Sunday, July 1, 2012

On waiting.

I saw this photo this week and immediately posted it and a link to the beautiful blog I found it on my Facebook page with my own provocative caption. 

"What are you waiting for?" I asked.

To be truthful, I gave this photo the same amount of consideration I gave most of the 1000+ other micro bits of information I took in for a nanosecond before moving on. I saw it, clicked to make it larger, clicked to Steve McCurry's site, scrolled down far enough (two, maybe three images) so I could "get it" and think, "Oh, it's about waiting. Cool." And three nanoseconds later I was on a job site for writers, a job site for everything and everyone, Perez Hilton to find out WHAT?!? happened to Tom and Katie then back to Facebook then back to my play then back to Facebook then to my spam in-box to make sure I didn't miss a super important email then to the weather site to make sure it was still hot outside then to my email then to my Facebook then ...

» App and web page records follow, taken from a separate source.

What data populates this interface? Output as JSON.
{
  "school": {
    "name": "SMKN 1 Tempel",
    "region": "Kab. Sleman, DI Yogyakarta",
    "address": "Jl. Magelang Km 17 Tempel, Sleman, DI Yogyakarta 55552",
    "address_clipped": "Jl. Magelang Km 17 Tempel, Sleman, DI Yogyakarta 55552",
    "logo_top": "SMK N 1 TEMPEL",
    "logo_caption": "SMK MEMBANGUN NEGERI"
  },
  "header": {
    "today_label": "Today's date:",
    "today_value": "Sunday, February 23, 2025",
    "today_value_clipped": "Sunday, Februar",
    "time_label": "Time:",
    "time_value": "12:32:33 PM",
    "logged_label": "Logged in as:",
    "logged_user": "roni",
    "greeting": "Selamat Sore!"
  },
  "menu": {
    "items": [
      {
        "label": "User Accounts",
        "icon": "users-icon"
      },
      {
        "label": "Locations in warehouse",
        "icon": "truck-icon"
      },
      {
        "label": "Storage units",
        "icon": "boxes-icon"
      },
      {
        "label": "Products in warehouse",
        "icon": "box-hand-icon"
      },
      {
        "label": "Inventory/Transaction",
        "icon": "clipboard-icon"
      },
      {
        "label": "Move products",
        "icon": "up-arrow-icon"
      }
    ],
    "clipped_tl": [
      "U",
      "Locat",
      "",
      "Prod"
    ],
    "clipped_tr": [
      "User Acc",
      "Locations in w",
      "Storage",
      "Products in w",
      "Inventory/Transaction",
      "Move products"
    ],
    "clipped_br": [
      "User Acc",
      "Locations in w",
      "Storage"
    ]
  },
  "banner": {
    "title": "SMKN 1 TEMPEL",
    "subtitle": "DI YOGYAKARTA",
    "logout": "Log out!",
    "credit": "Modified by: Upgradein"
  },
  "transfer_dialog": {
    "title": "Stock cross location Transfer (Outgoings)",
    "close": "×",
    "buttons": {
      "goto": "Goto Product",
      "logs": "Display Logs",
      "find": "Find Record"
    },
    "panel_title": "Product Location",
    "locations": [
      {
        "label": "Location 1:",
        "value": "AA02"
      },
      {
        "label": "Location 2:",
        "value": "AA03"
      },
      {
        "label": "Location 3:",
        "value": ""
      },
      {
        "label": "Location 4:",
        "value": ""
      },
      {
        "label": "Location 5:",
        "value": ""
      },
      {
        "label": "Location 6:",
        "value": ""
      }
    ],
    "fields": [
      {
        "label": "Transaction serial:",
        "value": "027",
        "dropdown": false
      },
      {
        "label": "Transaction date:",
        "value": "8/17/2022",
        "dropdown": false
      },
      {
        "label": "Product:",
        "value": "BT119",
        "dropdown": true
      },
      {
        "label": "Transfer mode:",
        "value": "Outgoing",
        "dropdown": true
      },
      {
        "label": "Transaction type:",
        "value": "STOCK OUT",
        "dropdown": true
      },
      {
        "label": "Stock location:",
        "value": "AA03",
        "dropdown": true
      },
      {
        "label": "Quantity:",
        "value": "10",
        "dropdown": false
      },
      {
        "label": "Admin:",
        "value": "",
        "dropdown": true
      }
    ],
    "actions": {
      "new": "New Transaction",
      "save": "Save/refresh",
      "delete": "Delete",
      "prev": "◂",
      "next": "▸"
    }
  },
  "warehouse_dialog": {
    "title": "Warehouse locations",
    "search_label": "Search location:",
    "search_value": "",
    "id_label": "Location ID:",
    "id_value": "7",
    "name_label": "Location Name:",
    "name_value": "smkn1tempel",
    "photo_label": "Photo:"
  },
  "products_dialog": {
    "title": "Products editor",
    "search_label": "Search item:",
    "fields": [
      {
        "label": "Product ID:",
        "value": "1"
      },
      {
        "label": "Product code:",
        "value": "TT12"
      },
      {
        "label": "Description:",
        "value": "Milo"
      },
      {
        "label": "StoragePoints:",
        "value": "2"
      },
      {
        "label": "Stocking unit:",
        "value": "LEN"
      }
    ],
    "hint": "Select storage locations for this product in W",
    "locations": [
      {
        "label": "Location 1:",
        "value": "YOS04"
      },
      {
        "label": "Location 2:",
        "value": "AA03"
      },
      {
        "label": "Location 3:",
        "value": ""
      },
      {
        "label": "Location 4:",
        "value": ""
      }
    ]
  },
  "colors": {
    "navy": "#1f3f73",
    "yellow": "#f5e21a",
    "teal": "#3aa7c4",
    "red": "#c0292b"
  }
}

Today I stood on line at my coffee shop after my dance class. The people in front of me were TAKING FOREVER and I had my usual chat in my head about people who clearly have not been in a coffee shop before, the innovations that I could make to the barista system at large, and other pithy, irritable notions. I thought, "I hate waiting."

There I stood with a wad of cash in my hand waiting to pay for a $3.50 hot latte in an air conditioned coffee shop to walk to my air conditioned car to drive to my air conditioned home on a 90 degree day after taking a FREE dance class because people are just that nice and generous to me. 

First. World. Problems.

My friend told me recently that when we had to make the long and arduous journey to seek the wisdom of the old woman in the cave, when we travelled over rough land in inclement weather to seek enlightenment, the journey itself was the hardship. Without the hard physical journey, we create an intense mental journey. We agonize emotionally with the same ferver as if we are clawing our way up a mountain or trying to find shelter from a torrential, freezing rain under a branch. 

This is my way.

This same time last year, I was waiting to go on a trip because I was sure THINGS would happen for me then and there. I was waiting to see how the job situation would work out, waiting to see if I could make enough money as a freelancer. I was waiting to see if he really liked me. I was waiting to see if things would tip for me socially, emotionally, financially, romantically, creatively.

Deja vu.

Here is the big difference. Last year Kristin was alive. Last year, we were waiting to see if the transplant worked. I was waiting to see when I should go back out. 

And she would be so fucking mad to think that a year later, I have learned nothing. Or maybe in her now benevolent spot in the great beyond, she is guiding my spirit and my fingers to type this. She is hanging out with Whitney Houston and Mike Kelley and Adam Yauch and they conjuring up a way to get us unstuck and off our computers and back into loving the life we have each and every minute we have it.

So I am off to construct a day in which I listen and interact and love the people in front of me in the moment they are in front of me.  

Will I have enough money? Will my work become easier? Does he really? Do I really? Is it really?

Yes. No. Maybe. 

It is the questions themselves that can wait. This life of ours cannot.

1 comment:

  1. Waiting is ... interesting. Are some of these things waiting, or are they rather hoping? Hoping that things change, hoping that the future will be better? What is the difference between waiting and hoping? Am I waiting for change? Or am I hoping for change?

    I used to think I knew the answer, that it was simply that hoping felt better than waiting.

    Now, now I'm not so sure. I've been waiting (hoping) for answers for too long. Even in the silence between the whirlwind steps of my everyday life I can no longer bear it.

    I don't know what this comment is. Maybe it's the hope I have that my waiting will be over...